Claudi Montañá, the article as a work of art
Claudi Montañá was the most unique voice in music criticism in the seventies. Nobody could combine popular journalism with creative literature in their texts like he could. Josep María Ripoll presents an anthology of his work, with a superb prologue that includes the biography of the figure and his reference points.
He was the most unique voice in music criticism in the 1970s. Nobody could combine popular journalism with creative literature in their texts like he could. I am referring to Claudi Montañá, on whom an anthology by Josep Maria Ripoll has just been published. Entitled Estoy hablando de mi generación [I Am Talking About My Generation], the book features a selection of articles published between 1972 and 1977 in magazines such as Vibraciones, Nuevo Fotogramas, Star, El Papus, Ajoblanco and El Viejo Topo.
This is a painstakingly created edition, with a superb prologue by Josep Maria Ripoll that explores the biography of the figure and his reference points. Born on 13 March 1944 in Manresa, Montañá was, broadly speaking, a utopian idealist and ardent supporter of the sixties’ liberation movements (the hippie movement, counterculture, psychedelia, May 68...), who felt disenchanted in the following decade when he saw how the system’s rapacious consumerism was progressively absorbing everything. A man of immense culture, to his musical and cinematographic knowledge he added his fondness for French symbolist and surrealist poets and the North American Beat Generation, whose texts he masterfully inserted in his articles.
The bulk of the anthology is divided into three parts: “Rebeldías: del pop al underground” [Rebellions: From Pop to Underground], “La euforia: el underground barcelonés” [Euphoria: The Barcelona Underground] and “Derrotas: el fin del sueño” [Defeats: The End of the Dream]. The book also includes texts on Montañá that were published after his death, which occurred in August 1977 in the old Manila hotel on Barcelona’s La Rambla, after swallowing a pile of sleeping pills. These texts include one by Eduardo Haro Ibars, in which he underlines that “he tried to create a new kind of music critic among us, at least as far as popular music is concerned, a type of critic of a literary standard, and based above all on feelings, the attitude towards life and state of mind of someone influenced by the phenomenon that is rock; he tried, in short, to translate the language of music into literary language”.
The anthology opens with a clear statement of principles: “Writing articles is also writing”. Montañá emphasises the undervaluation of journalism and considers the hierarchy established between the various literary genres anachronistic: “I think it’s time to put an end to these absurd differentiations and focus on what is really important: what is written. Regardless of whether it is featured in a book, in a newspaper, on a street wall, in a magazine or in a bathroom. Less ostentation and more communication. Is that not what it’s about?”.
Montañá’s articles are true works of art, which do not age over time and that give a fresh and burning testimony of a unique era.

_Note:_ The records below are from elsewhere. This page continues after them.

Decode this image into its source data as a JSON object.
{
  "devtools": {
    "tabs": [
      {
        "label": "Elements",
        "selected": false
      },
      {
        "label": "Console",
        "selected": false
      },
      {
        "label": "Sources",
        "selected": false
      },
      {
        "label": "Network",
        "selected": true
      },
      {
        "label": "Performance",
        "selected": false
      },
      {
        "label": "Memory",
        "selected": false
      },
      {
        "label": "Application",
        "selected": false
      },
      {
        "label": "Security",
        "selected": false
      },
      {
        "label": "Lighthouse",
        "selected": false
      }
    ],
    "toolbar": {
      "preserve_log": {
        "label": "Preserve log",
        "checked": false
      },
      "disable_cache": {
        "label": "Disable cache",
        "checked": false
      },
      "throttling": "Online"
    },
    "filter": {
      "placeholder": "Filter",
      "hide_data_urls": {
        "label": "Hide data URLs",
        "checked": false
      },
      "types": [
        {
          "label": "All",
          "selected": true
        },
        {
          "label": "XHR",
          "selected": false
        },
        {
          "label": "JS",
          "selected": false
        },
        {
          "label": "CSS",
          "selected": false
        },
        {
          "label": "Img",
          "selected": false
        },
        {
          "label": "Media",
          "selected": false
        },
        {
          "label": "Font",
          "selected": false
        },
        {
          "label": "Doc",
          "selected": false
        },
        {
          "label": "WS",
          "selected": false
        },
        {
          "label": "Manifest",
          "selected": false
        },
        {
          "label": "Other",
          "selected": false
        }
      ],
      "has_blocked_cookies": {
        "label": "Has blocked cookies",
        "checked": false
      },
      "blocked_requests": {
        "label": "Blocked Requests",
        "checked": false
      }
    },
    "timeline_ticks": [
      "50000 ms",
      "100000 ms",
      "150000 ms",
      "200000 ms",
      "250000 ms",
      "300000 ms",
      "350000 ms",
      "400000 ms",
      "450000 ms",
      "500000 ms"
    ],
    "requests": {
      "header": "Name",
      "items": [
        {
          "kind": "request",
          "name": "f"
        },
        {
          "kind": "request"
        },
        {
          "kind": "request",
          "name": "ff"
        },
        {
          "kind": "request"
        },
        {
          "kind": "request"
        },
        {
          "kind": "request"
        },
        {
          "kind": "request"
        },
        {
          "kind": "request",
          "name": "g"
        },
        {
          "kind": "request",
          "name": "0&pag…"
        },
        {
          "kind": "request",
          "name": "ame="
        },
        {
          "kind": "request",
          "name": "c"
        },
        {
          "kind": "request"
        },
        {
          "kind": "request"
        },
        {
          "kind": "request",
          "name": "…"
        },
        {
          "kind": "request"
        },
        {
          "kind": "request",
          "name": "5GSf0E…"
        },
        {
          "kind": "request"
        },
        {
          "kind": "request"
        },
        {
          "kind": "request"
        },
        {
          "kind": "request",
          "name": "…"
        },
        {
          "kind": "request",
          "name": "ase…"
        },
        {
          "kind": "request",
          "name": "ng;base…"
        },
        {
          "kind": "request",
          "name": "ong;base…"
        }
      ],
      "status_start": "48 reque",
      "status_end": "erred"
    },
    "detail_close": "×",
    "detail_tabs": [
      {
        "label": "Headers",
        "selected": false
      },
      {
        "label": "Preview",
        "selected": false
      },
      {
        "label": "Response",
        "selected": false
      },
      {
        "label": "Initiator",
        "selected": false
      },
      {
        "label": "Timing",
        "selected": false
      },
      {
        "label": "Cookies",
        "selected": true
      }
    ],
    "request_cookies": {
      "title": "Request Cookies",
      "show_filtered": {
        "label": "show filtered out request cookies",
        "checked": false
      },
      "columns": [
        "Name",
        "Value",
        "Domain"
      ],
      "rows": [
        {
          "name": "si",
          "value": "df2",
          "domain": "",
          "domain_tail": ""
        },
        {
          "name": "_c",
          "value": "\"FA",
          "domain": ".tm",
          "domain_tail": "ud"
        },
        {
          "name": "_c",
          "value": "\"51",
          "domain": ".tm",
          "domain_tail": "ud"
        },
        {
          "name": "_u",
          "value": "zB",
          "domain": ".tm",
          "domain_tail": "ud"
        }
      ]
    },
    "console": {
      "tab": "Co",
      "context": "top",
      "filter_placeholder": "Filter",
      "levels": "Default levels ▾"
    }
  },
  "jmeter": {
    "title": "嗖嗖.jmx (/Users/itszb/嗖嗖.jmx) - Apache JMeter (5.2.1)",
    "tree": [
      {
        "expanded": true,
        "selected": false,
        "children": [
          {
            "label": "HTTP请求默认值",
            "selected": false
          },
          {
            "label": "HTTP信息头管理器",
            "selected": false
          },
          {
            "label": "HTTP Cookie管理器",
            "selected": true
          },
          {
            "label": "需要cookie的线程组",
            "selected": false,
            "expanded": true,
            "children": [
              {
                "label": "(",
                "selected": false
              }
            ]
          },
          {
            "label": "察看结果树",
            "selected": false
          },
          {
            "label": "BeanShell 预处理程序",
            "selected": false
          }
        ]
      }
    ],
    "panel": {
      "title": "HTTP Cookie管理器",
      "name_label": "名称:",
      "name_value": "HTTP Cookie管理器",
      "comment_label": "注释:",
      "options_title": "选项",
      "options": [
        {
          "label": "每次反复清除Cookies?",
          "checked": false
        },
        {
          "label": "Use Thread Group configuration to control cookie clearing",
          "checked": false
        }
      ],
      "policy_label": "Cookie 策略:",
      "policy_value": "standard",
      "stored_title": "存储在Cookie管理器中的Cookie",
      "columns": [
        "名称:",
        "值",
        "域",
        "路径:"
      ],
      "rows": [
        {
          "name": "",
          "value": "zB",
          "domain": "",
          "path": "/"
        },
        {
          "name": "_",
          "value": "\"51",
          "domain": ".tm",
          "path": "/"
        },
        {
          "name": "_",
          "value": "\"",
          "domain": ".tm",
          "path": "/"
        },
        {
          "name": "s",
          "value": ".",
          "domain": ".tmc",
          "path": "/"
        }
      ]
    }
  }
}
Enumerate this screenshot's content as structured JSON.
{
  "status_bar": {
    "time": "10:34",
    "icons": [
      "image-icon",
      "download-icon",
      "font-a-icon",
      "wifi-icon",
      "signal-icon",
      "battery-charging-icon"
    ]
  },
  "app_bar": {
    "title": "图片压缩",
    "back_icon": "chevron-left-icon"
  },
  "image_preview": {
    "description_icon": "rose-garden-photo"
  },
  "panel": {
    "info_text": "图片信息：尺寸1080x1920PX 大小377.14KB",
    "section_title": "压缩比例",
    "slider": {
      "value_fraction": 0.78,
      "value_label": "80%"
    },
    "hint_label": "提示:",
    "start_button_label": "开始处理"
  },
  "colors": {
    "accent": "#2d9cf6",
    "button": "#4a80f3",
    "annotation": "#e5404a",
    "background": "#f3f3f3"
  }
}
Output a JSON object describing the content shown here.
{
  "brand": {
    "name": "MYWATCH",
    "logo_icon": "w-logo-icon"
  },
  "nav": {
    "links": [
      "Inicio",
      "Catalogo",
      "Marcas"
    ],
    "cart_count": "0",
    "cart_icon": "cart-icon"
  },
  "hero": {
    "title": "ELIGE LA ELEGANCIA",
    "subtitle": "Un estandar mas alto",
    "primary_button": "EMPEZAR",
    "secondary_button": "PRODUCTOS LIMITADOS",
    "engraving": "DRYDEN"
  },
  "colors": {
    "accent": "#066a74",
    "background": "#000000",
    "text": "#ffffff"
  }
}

And, as this book shows, Montañá’s articles are true works of art, which do not age over time and that give a fresh and burning testimony of a unique era. In this regard, special emphasis should be placed on the text that gives the book its name, a fascinating mosaic written in poetic prose, in which he recreates the turbulent sixties and early seventies linking them to meaningful rock song lyrics. At a more local level, his texts on the Barcelona underground are pure gold. From “Rayos de sol en las catacumbas de nuestra música” [Sunbeams in the Catacombs of Our Music], in which he captures the transition from progressive music to the Onda Layetana [the music genre that brought together Catalonia’s jazz and rock musicians in the 1970s], to the most experimental kind of interview-ramble with Sisa, in which the roles are momentarily swapped and the interviewer becomes the one being interviewed. This magnificent anthology closes with a powerful “testament”, with quotations from Ferrater, Cioran, Borges and Baudelaire, which bring his mail section to an end in Vibraciones [Vibrations]: “I am about to conclude this my last ‘Mail’ and I am experiencing a bittersweet feeling of sadness. It’s the return from a trip, I know, the always bumpy descent in the sunny morning air. Winter, almost. The birds are starting to freeze to death on the bleak ledges. And neither you, nor I, nor anyone else know what to do... But, if I were still who I think I am, I would imagine winter draped in silk. Sending you a kiss. Goodbye.”
Claudi Montañá. Estoy hablando de mi generación (Artículos 1972-1977) [I Am Talking About My Generation (Articles 1972-1977)]
Anthology and prologue by Josep Maria Ripoll
Ajuntament de Barcelona, 290 pages
From the issue
N117 - Jan 21 Index
Subscribe to our newsletter to keep up to date with Barcelona Metròpolis' new developments